As expected, Apple introduced a new version of Final Cut Pro and Final Cut Studio at the 2007 National Association of Broadcasters convention.
As expected, this updated version of the Final Cut packages will blow your socks off with capability and new features.
I’m a big fan of the NAB Convention. It’s loaded wtih broadcasters from all over the world. Even better, NAB is loaded with all the latest video production
Even better is Apple’s release of Final Cut Studio 2, Final Cut Pro 6, and Final Cut Server—a suite of
tools that may well be the best package of video and audio production components on the planet.
My first NAB was about 20 years ago in Dallas, TX. That was back in the days when $150,000 would get you a decent video camera, a few Sony 3/4-inch video recorder decks and monitors, an A/B roll video editing system with character generatioin, a 286 PC running rudimentary digital video effects, and a multitrack audio recorder.
Today, $15,000 will get you all that in an Octomonster MacPro, a full suite of Final Cut Studio
tools, an HD video camera, and some change.
Thanks to the expected crowds at NAB, my hands on effort with Final Cut Studio 2 exceeded seven minutes but never reached 10 minutes total.
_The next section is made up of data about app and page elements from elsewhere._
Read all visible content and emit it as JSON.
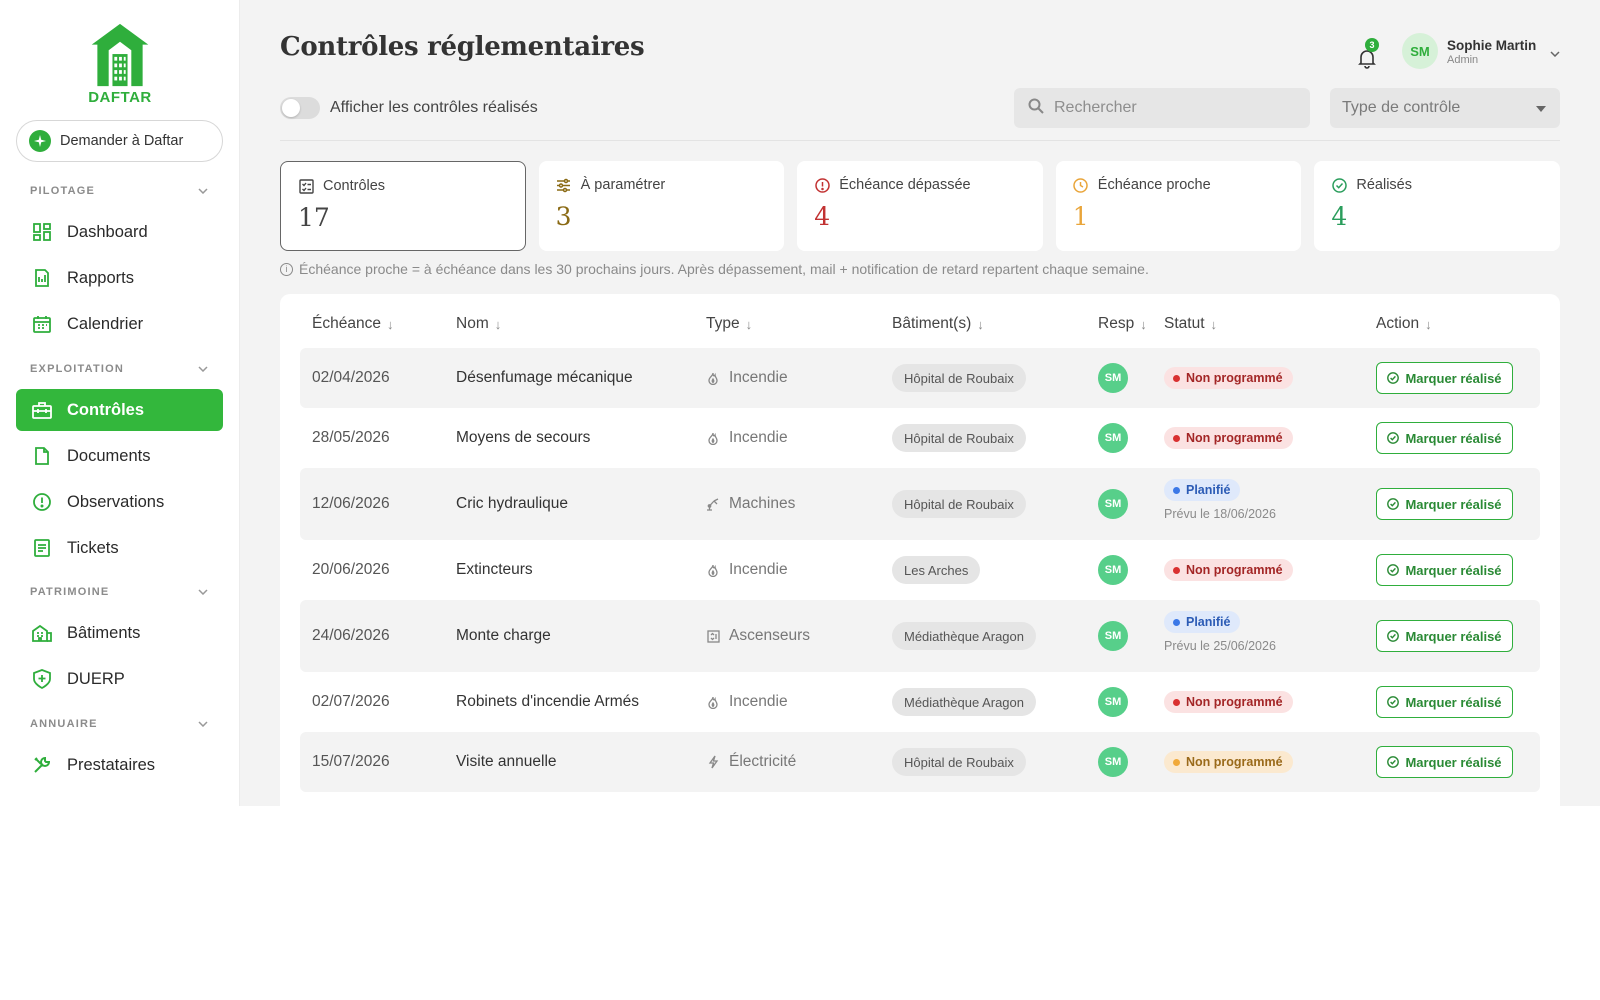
{
  "brand": {
    "name": "DAFTAR",
    "accent": "#33b73c"
  },
  "sidebar": {
    "ask_button": "Demander à Daftar",
    "sections": [
      {
        "title": "PILOTAGE",
        "items": [
          "Dashboard",
          "Rapports",
          "Calendrier"
        ]
      },
      {
        "title": "EXPLOITATION",
        "items": [
          "Contrôles",
          "Documents",
          "Observations",
          "Tickets"
        ]
      },
      {
        "title": "PATRIMOINE",
        "items": [
          "Bâtiments",
          "DUERP"
        ]
      },
      {
        "title": "ANNUAIRE",
        "items": [
          "Prestataires"
        ]
      }
    ],
    "active_item": "Contrôles"
  },
  "header": {
    "title": "Contrôles réglementaires",
    "toggle_label": "Afficher les contrôles réalisés",
    "toggle_on": false,
    "notifications_count": "3",
    "user": {
      "initials": "SM",
      "name": "Sophie Martin",
      "role": "Admin"
    },
    "search_placeholder": "Rechercher",
    "type_filter": "Type de contrôle"
  },
  "cards": [
    {
      "label": "Contrôles",
      "value": "17",
      "icon": "checklist-icon",
      "color": "#444444"
    },
    {
      "label": "À paramétrer",
      "value": "3",
      "icon": "sliders-icon",
      "color": "#8a6a14"
    },
    {
      "label": "Échéance dépassée",
      "value": "4",
      "icon": "alert-circle-icon",
      "color": "#c23232"
    },
    {
      "label": "Échéance proche",
      "value": "1",
      "icon": "clock-icon",
      "color": "#e9a53a"
    },
    {
      "label": "Réalisés",
      "value": "4",
      "icon": "check-circle-icon",
      "color": "#2a9d5c"
    }
  ],
  "hint": "Échéance proche = à échéance dans les 30 prochains jours. Après dépassement, mail + notification de retard repartent chaque semaine.",
  "table": {
    "columns": [
      "Échéance",
      "Nom",
      "Type",
      "Bâtiment(s)",
      "Resp",
      "Statut",
      "Action"
    ],
    "action_label": "Marquer réalisé",
    "rows": [
      {
        "date": "02/04/2026",
        "name": "Désenfumage mécanique",
        "type": "Incendie",
        "type_icon": "flame-icon",
        "building": "Hôpital de Roubaix",
        "resp": "SM",
        "status": "Non programmé",
        "status_color": "red",
        "planned": ""
      },
      {
        "date": "28/05/2026",
        "name": "Moyens de secours",
        "type": "Incendie",
        "type_icon": "flame-icon",
        "building": "Hôpital de Roubaix",
        "resp": "SM",
        "status": "Non programmé",
        "status_color": "red",
        "planned": ""
      },
      {
        "date": "12/06/2026",
        "name": "Cric hydraulique",
        "type": "Machines",
        "type_icon": "machine-icon",
        "building": "Hôpital de Roubaix",
        "resp": "SM",
        "status": "Planifié",
        "status_color": "blue",
        "planned": "Prévu le 18/06/2026"
      },
      {
        "date": "20/06/2026",
        "name": "Extincteurs",
        "type": "Incendie",
        "type_icon": "flame-icon",
        "building": "Les Arches",
        "resp": "SM",
        "status": "Non programmé",
        "status_color": "red",
        "planned": ""
      },
      {
        "date": "24/06/2026",
        "name": "Monte charge",
        "type": "Ascenseurs",
        "type_icon": "elevator-icon",
        "building": "Médiathèque Aragon",
        "resp": "SM",
        "status": "Planifié",
        "status_color": "blue",
        "planned": "Prévu le 25/06/2026"
      },
      {
        "date": "02/07/2026",
        "name": "Robinets d'incendie Armés",
        "type": "Incendie",
        "type_icon": "flame-icon",
        "building": "Médiathèque Aragon",
        "resp": "SM",
        "status": "Non programmé",
        "status_color": "red",
        "planned": ""
      },
      {
        "date": "15/07/2026",
        "name": "Visite annuelle",
        "type": "Électricité",
        "type_icon": "bolt-icon",
        "building": "Hôpital de Roubaix",
        "resp": "SM",
        "status": "Non programmé",
        "status_color": "orange",
        "planned": ""
      }
    ]
  }
}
Here are the highlights.
My Final Cut Pro experience began in late 2000 with version 1.2 so I’m a long time user and faithful upgrader. So it will be with Final Cut Studio 2, the package of video and audio treats Apple uses to carve out a wel-deserved niche in media production.
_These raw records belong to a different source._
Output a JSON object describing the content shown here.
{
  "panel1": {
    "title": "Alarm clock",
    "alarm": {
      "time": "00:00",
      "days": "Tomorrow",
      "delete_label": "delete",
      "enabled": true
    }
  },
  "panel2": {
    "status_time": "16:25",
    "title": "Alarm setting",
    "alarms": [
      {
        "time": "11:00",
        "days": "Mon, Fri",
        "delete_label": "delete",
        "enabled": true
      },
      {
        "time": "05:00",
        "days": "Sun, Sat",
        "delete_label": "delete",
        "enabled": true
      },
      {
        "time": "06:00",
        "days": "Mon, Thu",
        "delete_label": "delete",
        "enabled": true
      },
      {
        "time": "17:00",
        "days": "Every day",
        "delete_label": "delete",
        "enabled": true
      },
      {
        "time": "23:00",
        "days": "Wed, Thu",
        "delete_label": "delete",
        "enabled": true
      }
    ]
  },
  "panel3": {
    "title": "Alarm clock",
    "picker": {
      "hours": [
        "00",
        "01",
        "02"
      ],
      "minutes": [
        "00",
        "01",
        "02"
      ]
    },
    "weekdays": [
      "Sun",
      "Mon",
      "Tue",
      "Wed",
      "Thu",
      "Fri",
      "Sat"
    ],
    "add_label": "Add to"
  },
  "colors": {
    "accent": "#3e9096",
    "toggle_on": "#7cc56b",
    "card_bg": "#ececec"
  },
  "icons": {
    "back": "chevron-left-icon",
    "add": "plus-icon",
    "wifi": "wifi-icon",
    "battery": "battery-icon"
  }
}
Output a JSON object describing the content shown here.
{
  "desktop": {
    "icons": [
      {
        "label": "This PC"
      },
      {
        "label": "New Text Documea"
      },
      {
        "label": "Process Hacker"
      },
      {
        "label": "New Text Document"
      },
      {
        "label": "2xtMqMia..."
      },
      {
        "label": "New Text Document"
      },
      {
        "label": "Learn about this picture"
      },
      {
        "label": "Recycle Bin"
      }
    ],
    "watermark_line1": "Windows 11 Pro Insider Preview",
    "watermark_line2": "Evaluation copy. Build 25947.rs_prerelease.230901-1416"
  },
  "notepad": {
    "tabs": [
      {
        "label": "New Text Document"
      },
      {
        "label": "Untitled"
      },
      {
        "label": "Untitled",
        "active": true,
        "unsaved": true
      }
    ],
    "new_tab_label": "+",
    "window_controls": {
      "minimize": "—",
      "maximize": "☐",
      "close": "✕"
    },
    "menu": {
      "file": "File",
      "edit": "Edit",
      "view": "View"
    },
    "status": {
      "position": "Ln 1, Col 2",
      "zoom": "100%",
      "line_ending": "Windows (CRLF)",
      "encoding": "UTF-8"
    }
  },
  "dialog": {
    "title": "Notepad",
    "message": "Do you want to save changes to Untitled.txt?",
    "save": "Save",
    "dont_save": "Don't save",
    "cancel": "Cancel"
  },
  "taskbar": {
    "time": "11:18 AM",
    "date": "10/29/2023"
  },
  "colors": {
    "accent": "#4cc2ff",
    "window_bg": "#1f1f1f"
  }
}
The new Studio contains Final Cut Pro 6, the award-winning non-linear video/audio editor, SoundTrack Pro 2, Motion 3 for special effects and character generation (dispensing with the previous LiveType package), Compressor 3, DVD Studio Pro 4, and Color, for color grading and finishing.
This is not just a simple upgrade designed to extract a semi-annual upgrade fee from the faithful. Final Cut Studio is loaded with new features and capabilities aimed at a more experienced user.
For example, Final Cut Pro 6 offers a new open format timeline which lets videographers mix and match and edit a combination of source material; HD and SD, NTSC and PAL—even different frame rates—in real time.
Audio gets a big boost with SoundTrack Pro 2, now loaded with time saving automation tools and over 1,000 royalty-free audio effects, some nifty clip transition effects, and SurroundSound 5.1 output capability.
Some producers may buy the Studio suite just for the audio capabilitys and SurroundSound in SoundTrack Pro 2.
Compressor 3 gets a long needed overhaul and more automation, including the ability to batch process for multiple format deliver—iPod, AppleTV, DVD, even Blu-ray and HD DVD discs.
Motion 3 has a substantial set of new features, including more automation tools, and the ability to attach and manipulate text to any layer or object of a video clip.
I was particularly impressed with Motion’s image stabilization option to correct poor or shaky video. SmoothCam keeps pans, tilts, and zooms, but reduces handheld camera jitter.
New to the Studio is the standalone Color color grading application. From what I could see within less than a dozen minutes of use, Color will do a great job enhancing video for that all important signature look—all with point and click simplicity.
DVD Studio Pro 4 is not, from what I can tell, an upgrade to Apple’s video production authoring environment. Frankly, I don’t know what they’d add to make it better than the current shipping version.
Regardless, whatever the content, burning it on DVD is easier with drag and drop carried to extremes in DVD Studio Pro. You gotta like it that Apple has fully embraced Blu-ray and HD DVD. Who’s the winner? Who cares?
As important as Final Cut Pro is to the whole Studio suite, even more important is the integration between the major applications. While each can stand alone, they work better in concert, making the whole of Studio greater than the sum of the Studio parts.
The upgrade price for Studio 2 is a mere $499 which will translate into another $10,000 expenditure—the cost of an Octocore MacPro and a new HD video camera.
Make no mistake about Apple’s intent with the Final Cut packages, they’re aiming for the professional and succeeding as feature length movies, TV commercials, and TV shows are now being edited and produced using FCP.
Somewhat out of my league is Final Cut Server, Apple’s media asset management and workflow automation applications. Server is for larger production outfits which need headache relief from managing media files, tracking job status, and automating complex sequences.
Seven minutes of hands on does not a detailed review make. Once back to the confines of my room I managed to check the Apple site and download most of the video presentation tutorials on Final Cut Studio 2—nearly 90-minutes total.
If you love video and audio production, grab a pizza, something cold to drink, and settle in for an hour or so of blissful thinking.